Graduation Year


Document Type




Degree Name

Doctor of Philosophy (Ph.D.)

Degree Granting Department

School of Aging Studies

Major Professor

William E. Haley, Ph.D.

Committee Member

Ross Andel, Ph.D.

Committee Member

Sara Green, Ph.D.

Committee Member

Victor Molinari, Ph.D.

Committee Member

David L. Roth, Ph.D.


Coping and appraisal, Minority and diverse populations, Minority health, Psychological distress


As the older adult population of the United States increases over the next decade, many family caregivers will be needed to provide care for aging loved ones. The growing diversity of the population may also mean that more racial/ethnic minority caregivers will be providing care to older family members. Most of the studies examining race and caregiving have focused on racial differences in stress, coping, well-being and health among White and Black family caregivers.

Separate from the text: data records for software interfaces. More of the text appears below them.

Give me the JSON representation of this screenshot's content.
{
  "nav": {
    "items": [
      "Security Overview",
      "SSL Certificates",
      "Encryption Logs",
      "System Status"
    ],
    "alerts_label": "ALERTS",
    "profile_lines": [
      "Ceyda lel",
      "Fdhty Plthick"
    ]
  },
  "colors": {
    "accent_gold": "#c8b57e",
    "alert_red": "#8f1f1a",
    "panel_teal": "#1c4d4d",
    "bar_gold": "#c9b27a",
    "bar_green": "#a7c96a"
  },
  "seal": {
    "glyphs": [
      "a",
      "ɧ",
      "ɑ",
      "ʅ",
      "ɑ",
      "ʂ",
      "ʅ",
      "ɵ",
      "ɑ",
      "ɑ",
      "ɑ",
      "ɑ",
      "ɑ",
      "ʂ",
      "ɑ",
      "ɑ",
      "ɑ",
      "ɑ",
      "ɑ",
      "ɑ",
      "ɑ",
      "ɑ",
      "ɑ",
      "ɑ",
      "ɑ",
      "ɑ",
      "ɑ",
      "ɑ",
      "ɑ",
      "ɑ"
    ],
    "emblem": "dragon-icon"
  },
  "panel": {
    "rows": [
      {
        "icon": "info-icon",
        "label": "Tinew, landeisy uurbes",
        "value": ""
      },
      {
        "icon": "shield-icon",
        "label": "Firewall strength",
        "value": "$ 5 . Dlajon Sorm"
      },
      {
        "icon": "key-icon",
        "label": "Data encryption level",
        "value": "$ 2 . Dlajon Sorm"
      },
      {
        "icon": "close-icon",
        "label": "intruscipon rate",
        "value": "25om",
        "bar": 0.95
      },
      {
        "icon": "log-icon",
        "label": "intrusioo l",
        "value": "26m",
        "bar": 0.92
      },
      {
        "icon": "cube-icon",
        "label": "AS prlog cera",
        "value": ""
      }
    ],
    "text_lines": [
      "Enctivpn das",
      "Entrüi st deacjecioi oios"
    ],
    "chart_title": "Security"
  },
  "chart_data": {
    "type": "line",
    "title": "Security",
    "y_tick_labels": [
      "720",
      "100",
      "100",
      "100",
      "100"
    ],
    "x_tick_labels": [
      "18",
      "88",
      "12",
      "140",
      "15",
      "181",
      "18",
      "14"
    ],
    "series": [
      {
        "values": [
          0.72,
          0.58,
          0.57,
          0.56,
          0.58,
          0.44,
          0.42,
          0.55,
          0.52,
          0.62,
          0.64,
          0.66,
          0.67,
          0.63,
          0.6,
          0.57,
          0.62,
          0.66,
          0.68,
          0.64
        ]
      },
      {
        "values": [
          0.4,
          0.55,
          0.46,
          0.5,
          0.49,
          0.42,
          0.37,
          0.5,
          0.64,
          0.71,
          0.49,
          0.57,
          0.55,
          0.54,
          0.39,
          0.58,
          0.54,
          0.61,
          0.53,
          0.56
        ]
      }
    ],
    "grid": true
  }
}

However, previous research examining racial differences in caregiving has often been limited to smaller convenience samples of caregivers, which limit generalizability of study findings. In this dissertation, a stress process model was used to investigate underlying mechanisms that may explain potential racial differences in family caregiving in a large, population-based sample of White and Black caregivers. The different components of the stress process model included caregiving stressors, appraisals, internal and external resources, and outcomes of well-being and health.

In the first study, we used factorial ANOVAs to examine main effects of relationship type (caregiving for a parent, a spouse, or other relationship) and race (White or Black) and any potential interactions on measures of caregiving stressors and outcomes of well-being and health before and after covariate adjustment. Results of the first study found that Black caregivers reported better levels of Positive Well-being and lower levels of Depression/Anxiety compared to White caregivers despite performing more assistance with care activities and hours of care. There were no significant two-way interactions of relationship x race and there was no significant association of relationship type on outcomes of well-being and health after accounting for covariates.

For the second study, we used a stress process model as a theoretical framework to examine racial differences in stressors, appraisals, internal and external resources, and their relationship to well-being. Initial ANOVA analyses examining the association of race on stress process measures found that White caregivers were more likely to experience emotional difficulty, reported lower internal and external resources, and reported worse levels of well-being compared to Black caregivers. We also conducted two multiple hierarchical regression analyses to examine significant predictors of well-being outcomes of positive well-being, and depression and anxiety. The stress process model variables used in the regression analyses helped explain individual differences in caregiver well-being. The internal resource measures of positive relationship and caregiving mastery were associated with better levels of Positive Well-being and lower levels of Depression/Anxiety. The purpose of the regression analyses was also to identify potential mediators on the association between race and well-being. After identifying potential mediators, we conducted mediation analyses using Hayes’ PROCESS macros to determine significant mediation pathways on the association between race and outcomes of Positive Well-being and Depression/Anxiety. The regression analyses identified the constructs of Appraisals and Internal Resources as potential mediators. Results of the mediation analyses found that only the Internal Resources construct was a significant mediator on the association between race and both well-being outcomes.

Finally, in the third study we examined longitudinal changes in stress process model measures for White and Black caregivers from baseline to a follow-up interview conducted about four years later. We also examined potential main effects of relationship type, race, and time and any potential interactions of these three independent factors using both covariate adjusted and unadjusted factorial ANOVAs and repeated-measures logistic regression analyses. Results of the analyses showed that caregivers who were still providing care at the follow-up interview faced greater caregiving stressors and were at a greater likelihood of experiencing physical difficulty compared to baseline caregivers; however, there were no changes in outcomes of well-being or health. Black caregivers reported more caregiving stressors and better internal resources compared to White caregivers. Reports of well-being and health remained relatively stable despite an increase in caregiving stressors over time.

Findings from this dissertation show the complex mechanisms that may explain racial differences among White and Black caregivers using stress process model measures. Potential racial differences in caregiving that have been previously reported mainly in small, convenience samples were generally replicated with this larger, population-based sample. Future research may use similar theoretical models to examine patterns of caregiving among diverse samples of family caregivers.